*AIM OF THE TASK*.
Only lines with the string "type" are wanted. Pull them out of the data.

START RECORDS FOR THE TASK

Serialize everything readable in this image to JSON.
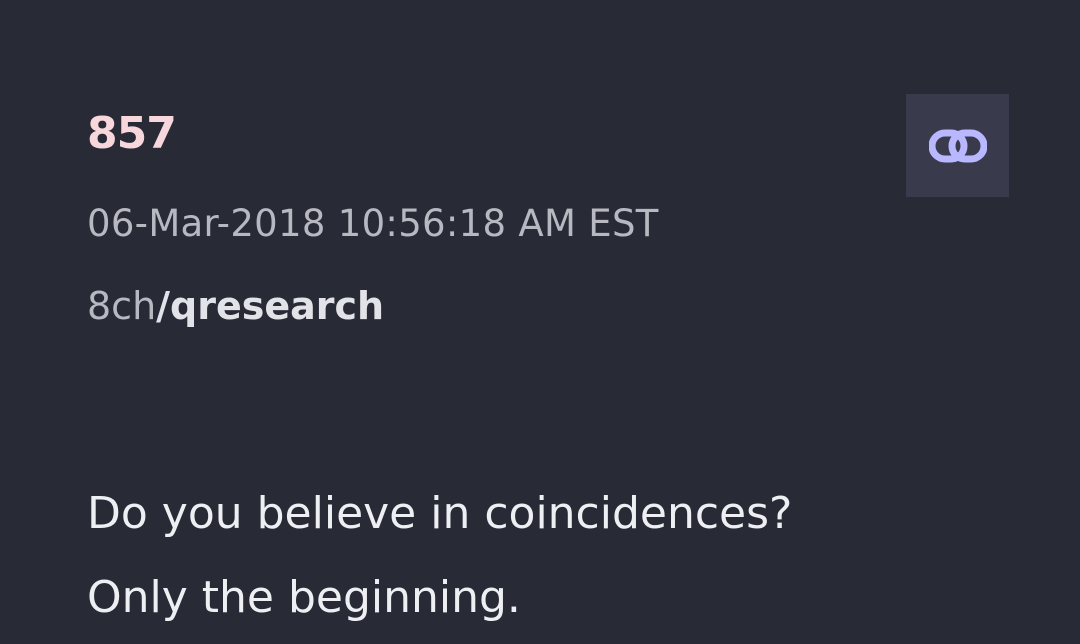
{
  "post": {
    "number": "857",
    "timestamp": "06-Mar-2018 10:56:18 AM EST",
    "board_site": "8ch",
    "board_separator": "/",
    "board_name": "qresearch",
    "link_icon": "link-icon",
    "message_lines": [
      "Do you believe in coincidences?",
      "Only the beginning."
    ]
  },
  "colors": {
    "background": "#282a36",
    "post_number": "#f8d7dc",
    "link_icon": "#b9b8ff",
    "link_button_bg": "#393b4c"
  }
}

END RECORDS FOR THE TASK
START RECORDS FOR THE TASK

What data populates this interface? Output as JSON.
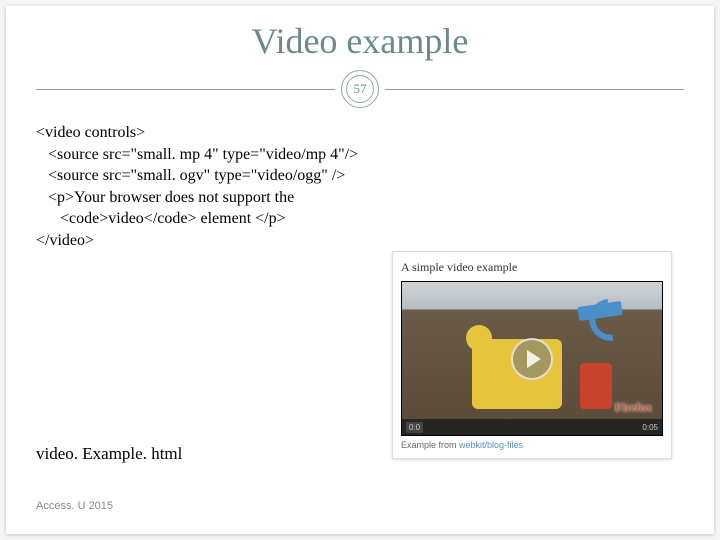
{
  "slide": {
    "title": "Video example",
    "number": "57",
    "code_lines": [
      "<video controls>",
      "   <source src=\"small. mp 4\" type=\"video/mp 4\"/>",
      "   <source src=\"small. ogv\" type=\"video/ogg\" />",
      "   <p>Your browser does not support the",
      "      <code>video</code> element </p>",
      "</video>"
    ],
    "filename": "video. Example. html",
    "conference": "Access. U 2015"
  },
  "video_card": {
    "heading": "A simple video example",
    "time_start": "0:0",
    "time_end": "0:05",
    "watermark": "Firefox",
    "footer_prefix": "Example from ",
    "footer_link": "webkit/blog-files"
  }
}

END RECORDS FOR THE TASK

*RESPONSE*.
      "   <source src=\"small. mp 4\" type=\"video/mp 4\"/>",
      "   <source src=\"small. ogv\" type=\"video/ogg\" />",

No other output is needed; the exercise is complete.